A smart contract is a self-enforcing piece of so ware that is managed by a P2P network of computers. Smart contracts are rights management tools that provide a coordination and enforcement framework for agreements between network participants, without the need of traditional legal contracts. They can be used to formalize simple agreements between two parties, the bylaws of an organization, or to create tokens.
Smart Contracts are written and spoken agreements between two or more parties that are enforceable by law. In our society contracts have been popular for decades.
However, in this era of technology, especially, decentralized technologies, contracts have become “smart.”
The word smart contract has been thrown around quite a lot in the blockchain ecosystem but it is often confusing and difficult to understand.
In simple words, a smart contract is a self-executing contract, the behavior of which is defined by its creator programmatically. Smart contracts, unlike real-world contracts, do not need to be enforced, rather they enforce themselves automatically. They aim to reduce costs and provide security that is superior to traditional contracts.
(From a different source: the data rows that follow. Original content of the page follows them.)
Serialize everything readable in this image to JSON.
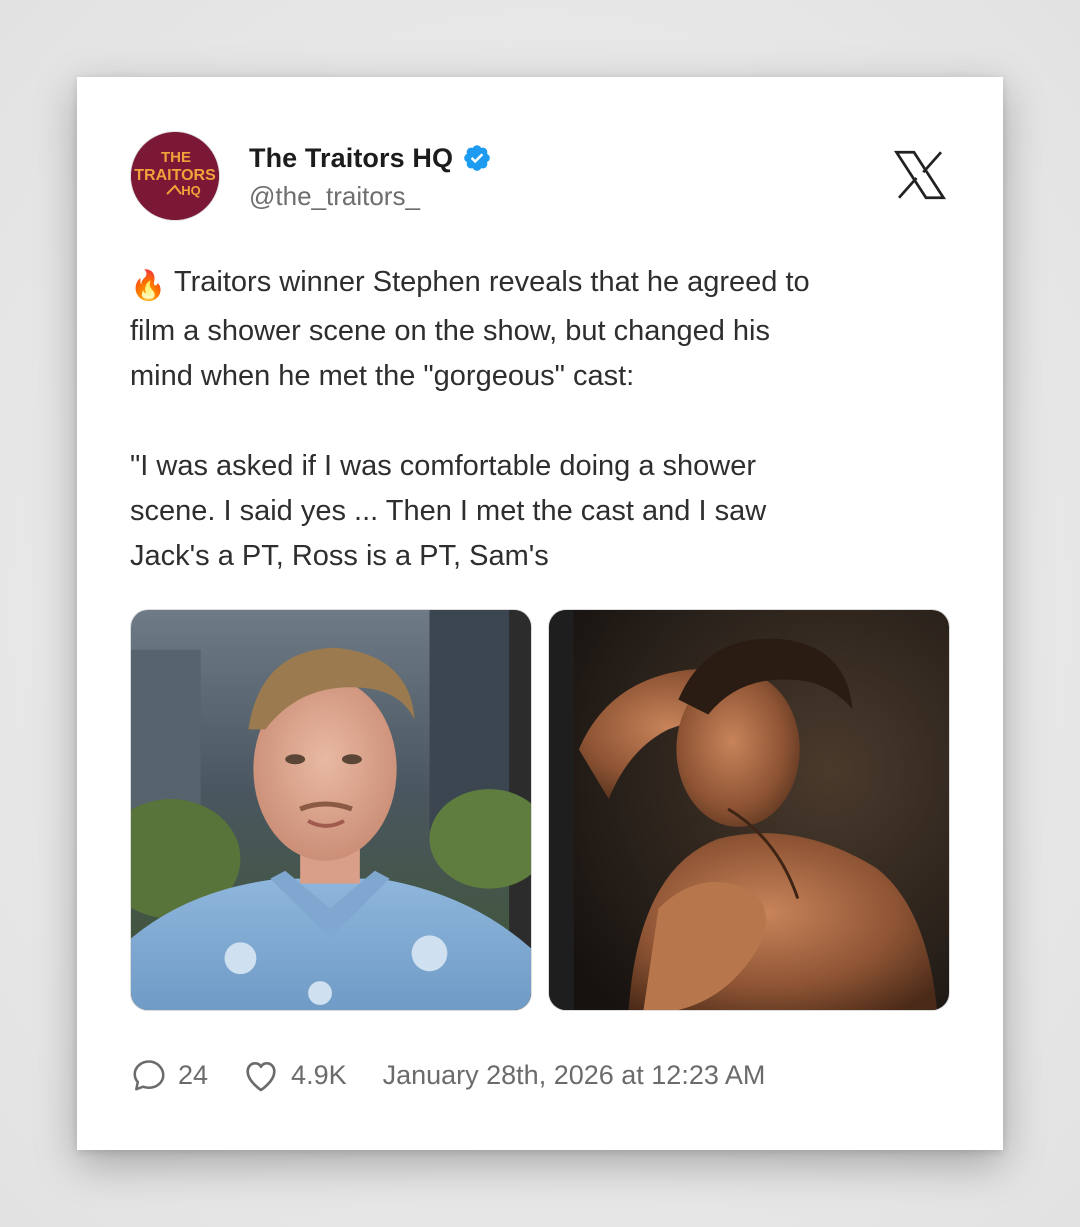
{
  "account": {
    "display_name": "The Traitors HQ",
    "handle": "@the_traitors_",
    "verified": true,
    "avatar_text": [
      "THE",
      "TRAITORS",
      "HQ"
    ]
  },
  "platform_icon": "x-logo-icon",
  "tweet": {
    "emoji": "🔥",
    "text": "Traitors winner Stephen reveals that he agreed to\nfilm a shower scene on the show, but changed his\nmind when he met the \"gorgeous\" cast:\n\n\"I was asked if I was comfortable doing a shower\nscene. I said yes ... Then I met the cast and I saw\nJack's a PT, Ross is a PT, Sam's"
  },
  "media": [
    {
      "icon": "photo-man-in-blue-shirt"
    },
    {
      "icon": "photo-shower-scene"
    }
  ],
  "stats": {
    "replies": "24",
    "likes": "4.9K",
    "timestamp": "January 28th, 2026 at 12:23 AM"
  },
  "colors": {
    "verified_badge": "#1d9bf0",
    "avatar_bg": "#7a1836",
    "avatar_text": "#f2a23a"
  }
}
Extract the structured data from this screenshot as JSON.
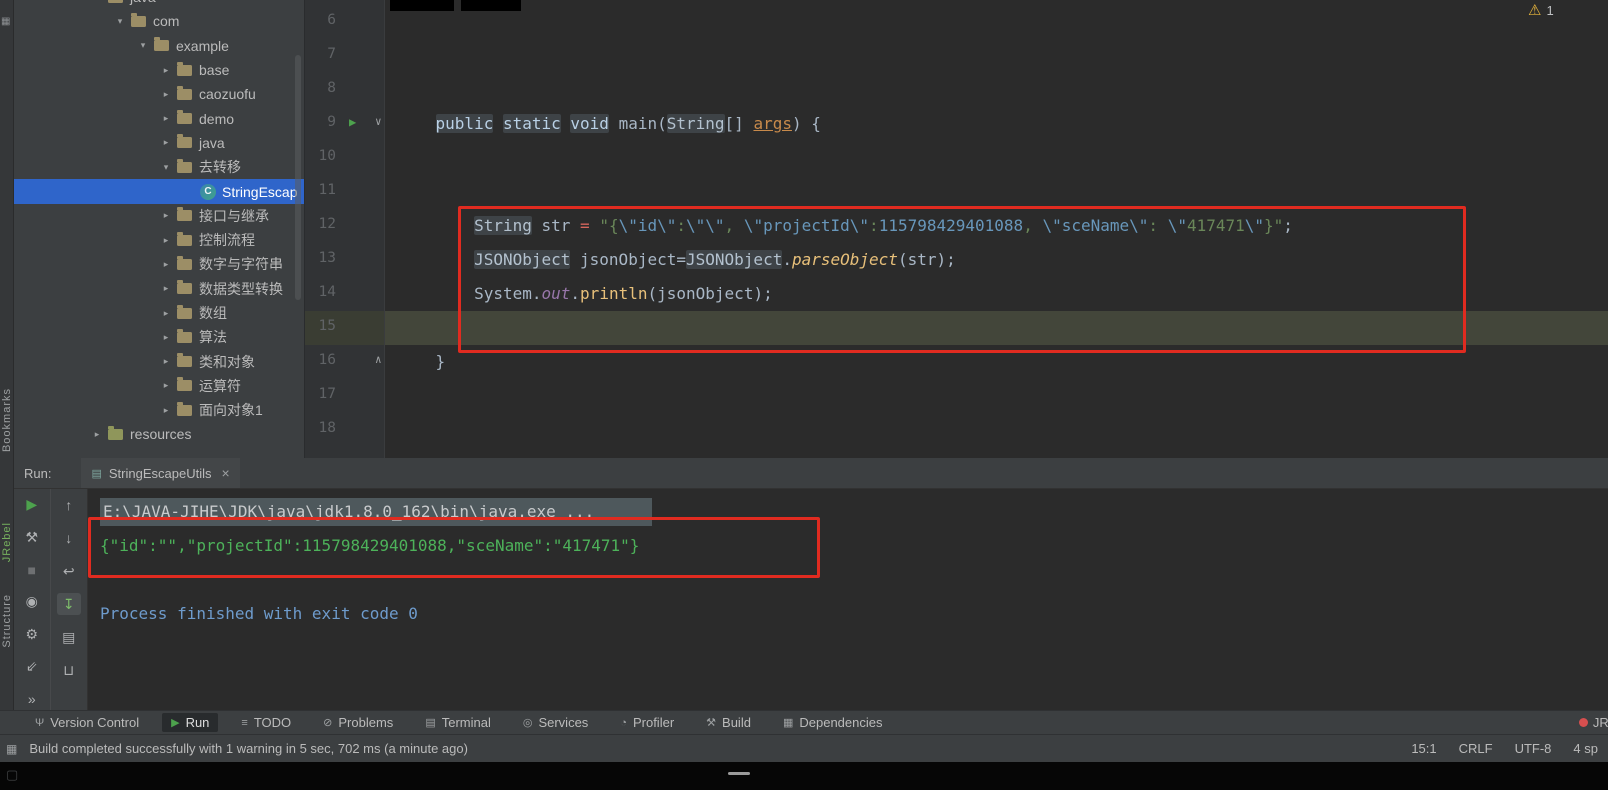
{
  "window": {
    "warning_glyph": "⚠",
    "warning_count": "1"
  },
  "colors": {
    "annotation_red": "#E02B20",
    "tree_selection_blue": "#2F65CA",
    "console_output_green": "#4DB25A",
    "console_exit_blue": "#6E9BCC",
    "run_arrow_green": "#4DA24D"
  },
  "left_strip": {
    "top_icon": "▦",
    "labels": {
      "bookmarks": "Bookmarks",
      "jrebel": "JRebel",
      "structure": "Structure"
    }
  },
  "project_panel": {
    "items": [
      {
        "label": "java",
        "level": 1,
        "chevron": "v",
        "icon": "folder",
        "cut": true
      },
      {
        "label": "com",
        "level": 2,
        "chevron": "v",
        "icon": "folder"
      },
      {
        "label": "example",
        "level": 3,
        "chevron": "v",
        "icon": "folder"
      },
      {
        "label": "base",
        "level": 4,
        "chevron": ">",
        "icon": "folder"
      },
      {
        "label": "caozuofu",
        "level": 4,
        "chevron": ">",
        "icon": "folder"
      },
      {
        "label": "demo",
        "level": 4,
        "chevron": ">",
        "icon": "folder"
      },
      {
        "label": "java",
        "level": 4,
        "chevron": ">",
        "icon": "folder"
      },
      {
        "label": "去转移",
        "level": 4,
        "chevron": "v",
        "icon": "folder"
      },
      {
        "label": "StringEscap",
        "level": 5,
        "chevron": "",
        "icon": "class",
        "selected": true
      },
      {
        "label": "接口与继承",
        "level": 4,
        "chevron": ">",
        "icon": "folder"
      },
      {
        "label": "控制流程",
        "level": 4,
        "chevron": ">",
        "icon": "folder"
      },
      {
        "label": "数字与字符串",
        "level": 4,
        "chevron": ">",
        "icon": "folder"
      },
      {
        "label": "数据类型转换",
        "level": 4,
        "chevron": ">",
        "icon": "folder"
      },
      {
        "label": "数组",
        "level": 4,
        "chevron": ">",
        "icon": "folder"
      },
      {
        "label": "算法",
        "level": 4,
        "chevron": ">",
        "icon": "folder"
      },
      {
        "label": "类和对象",
        "level": 4,
        "chevron": ">",
        "icon": "folder"
      },
      {
        "label": "运算符",
        "level": 4,
        "chevron": ">",
        "icon": "folder"
      },
      {
        "label": "面向对象1",
        "level": 4,
        "chevron": ">",
        "icon": "folder"
      },
      {
        "label": "resources",
        "level": 1,
        "chevron": ">",
        "icon": "resources"
      }
    ]
  },
  "editor": {
    "lines": [
      {
        "num": "6",
        "tokens": []
      },
      {
        "num": "7",
        "tokens": []
      },
      {
        "num": "8",
        "tokens": []
      },
      {
        "num": "9",
        "gutter": "run",
        "tokens": [
          {
            "t": "    ",
            "c": "p"
          },
          {
            "t": "public",
            "c": "kw"
          },
          {
            "t": " ",
            "c": "p"
          },
          {
            "t": "static",
            "c": "kw"
          },
          {
            "t": " ",
            "c": "p"
          },
          {
            "t": "void",
            "c": "kw"
          },
          {
            "t": " main(",
            "c": "p"
          },
          {
            "t": "String",
            "c": "ty"
          },
          {
            "t": "[] ",
            "c": "p"
          },
          {
            "t": "args",
            "c": "par"
          },
          {
            "t": ") {",
            "c": "p"
          }
        ]
      },
      {
        "num": "10",
        "tokens": []
      },
      {
        "num": "11",
        "tokens": []
      },
      {
        "num": "12",
        "tokens": [
          {
            "t": "        ",
            "c": "p"
          },
          {
            "t": "String",
            "c": "ty"
          },
          {
            "t": " str ",
            "c": "p"
          },
          {
            "t": "=",
            "c": "asn"
          },
          {
            "t": " ",
            "c": "p"
          },
          {
            "t": "\"{",
            "c": "str"
          },
          {
            "t": "\\\"id\\\"",
            "c": "esc"
          },
          {
            "t": ":",
            "c": "str"
          },
          {
            "t": "\\\"\\\"",
            "c": "esc"
          },
          {
            "t": ", ",
            "c": "str"
          },
          {
            "t": "\\\"projectId\\\"",
            "c": "esc"
          },
          {
            "t": ":",
            "c": "str"
          },
          {
            "t": "115798429401088",
            "c": "num"
          },
          {
            "t": ", ",
            "c": "str"
          },
          {
            "t": "\\\"sceName\\\"",
            "c": "esc"
          },
          {
            "t": ": ",
            "c": "str"
          },
          {
            "t": "\\\"",
            "c": "esc"
          },
          {
            "t": "417471",
            "c": "str"
          },
          {
            "t": "\\\"",
            "c": "esc"
          },
          {
            "t": "}\"",
            "c": "str"
          },
          {
            "t": ";",
            "c": "p"
          }
        ]
      },
      {
        "num": "13",
        "tokens": [
          {
            "t": "        ",
            "c": "p"
          },
          {
            "t": "JSONObject",
            "c": "ty"
          },
          {
            "t": " jsonObject",
            "c": "p"
          },
          {
            "t": "=",
            "c": "p"
          },
          {
            "t": "JSONObject",
            "c": "ty"
          },
          {
            "t": ".",
            "c": "p"
          },
          {
            "t": "parseObject",
            "c": "mthi"
          },
          {
            "t": "(str)",
            "c": "p"
          },
          {
            "t": ";",
            "c": "p"
          }
        ]
      },
      {
        "num": "14",
        "tokens": [
          {
            "t": "        ",
            "c": "p"
          },
          {
            "t": "System",
            "c": "p"
          },
          {
            "t": ".",
            "c": "p"
          },
          {
            "t": "out",
            "c": "fld"
          },
          {
            "t": ".",
            "c": "p"
          },
          {
            "t": "println",
            "c": "mth"
          },
          {
            "t": "(jsonObject)",
            "c": "p"
          },
          {
            "t": ";",
            "c": "p"
          }
        ]
      },
      {
        "num": "15",
        "current": true,
        "tokens": []
      },
      {
        "num": "16",
        "gutter": "fold",
        "tokens": [
          {
            "t": "    }",
            "c": "p"
          }
        ]
      },
      {
        "num": "17",
        "tokens": []
      },
      {
        "num": "18",
        "tokens": []
      }
    ]
  },
  "run_panel": {
    "label": "Run:",
    "tab": {
      "icon": "▤",
      "title": "StringEscapeUtils",
      "close": "×"
    },
    "toolbar_col1": [
      {
        "name": "rerun-button",
        "glyph": "▶",
        "style": "green"
      },
      {
        "name": "edit-configuration-button",
        "glyph": "⚒",
        "style": ""
      },
      {
        "name": "stop-button",
        "glyph": "■",
        "style": "dim"
      },
      {
        "name": "screenshot-button",
        "glyph": "◉",
        "style": ""
      },
      {
        "name": "coverage-settings-button",
        "glyph": "⚙",
        "style": ""
      },
      {
        "name": "restore-layout-button",
        "glyph": "⇙",
        "style": ""
      },
      {
        "name": "more-options-button",
        "glyph": "»",
        "style": ""
      }
    ],
    "toolbar_col2": [
      {
        "name": "prev-trace-button",
        "glyph": "↑",
        "style": ""
      },
      {
        "name": "next-trace-button",
        "glyph": "↓",
        "style": ""
      },
      {
        "name": "soft-wrap-button",
        "glyph": "↩",
        "style": ""
      },
      {
        "name": "scroll-to-end-button",
        "glyph": "↧",
        "style": "active"
      },
      {
        "name": "print-button",
        "glyph": "▤",
        "style": ""
      },
      {
        "name": "clear-console-button",
        "glyph": "⊔",
        "style": ""
      }
    ],
    "console": {
      "path_line": "E:\\JAVA-JIHE\\JDK\\java\\jdk1.8.0_162\\bin\\java.exe ...",
      "output_line": "{\"id\":\"\",\"projectId\":115798429401088,\"sceName\":\"417471\"}",
      "exit_line": "Process finished with exit code 0"
    }
  },
  "bottom_bar": {
    "tabs": [
      {
        "label": "Version Control",
        "glyph": "Ψ",
        "active": false
      },
      {
        "label": "Run",
        "glyph": "▶",
        "active": true
      },
      {
        "label": "TODO",
        "glyph": "≡",
        "active": false
      },
      {
        "label": "Problems",
        "glyph": "⊘",
        "active": false
      },
      {
        "label": "Terminal",
        "glyph": "▤",
        "active": false
      },
      {
        "label": "Services",
        "glyph": "◎",
        "active": false
      },
      {
        "label": "Profiler",
        "glyph": "◔",
        "active": false
      },
      {
        "label": "Build",
        "glyph": "⚒",
        "active": false
      },
      {
        "label": "Dependencies",
        "glyph": "▦",
        "active": false
      }
    ],
    "right_label": "JRe"
  },
  "status_bar": {
    "toggle_icon": "▦",
    "message": "Build completed successfully with 1 warning in 5 sec, 702 ms (a minute ago)",
    "items": [
      {
        "label": "15:1",
        "name": "caret-position"
      },
      {
        "label": "CRLF",
        "name": "line-ending"
      },
      {
        "label": "UTF-8",
        "name": "encoding"
      },
      {
        "label": "4 sp",
        "name": "indent"
      }
    ]
  }
}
The term smart contracts were first used by Nick Szabo in 1994. Nick Szabo was a computer scientist, law scholar, and a cryptographer.
Smart contracts function on one simple logic – IFTT – which means “If This Then That” logic. In simpler terms, it implies that every action done by the user pertaining to a smart contract has a subsequent action to be performed. Vending Machines are a popular example to explain this technology.
In a vending machine, you enter some money and then you enter a code to determine what item you want to purchase. Then that particular item falls off the shelf. Putting it into the IFTT logic – “IF the person enters enough money and types a code, THEN drop that item off of the shelf.”
The smart contract is stored inside the blockchain which makes it immutable, decentralized and worthy of trust. Let us now take a real-life example to see how smart contracts actually function.
Kickstarter is a popular crowdfunding platform wherein people put their projects and interested users contribute to support them. If the funding goal is reached, the projects can get their funds. The interaction is made possible due to the presence of Kickstarter which also take its cut for its services. If we replicate this model with the help of smart contracts, Kickstarter is no more required to facilitate such transactions.
The smart contract can be programmed to hold the funds until the funding goal is reached. If the goal is achieved the money can go to the project owners and if not, then it can be returned to the contributors. This makes the system efficient and cheap.
These examples are just the beginning of what this technology can achieve. It has a variety of use cases in healthcare, automobile, real estate, law, accountancy and other use cases that we have not even thought of. As the Ethereum CTO, Gavin Wood says,
“The potential for [smart contracts] to alter aspects of society is of significant magnitude. This is something that would provide a technical basis for all sorts of social changes, and I find that exciting.”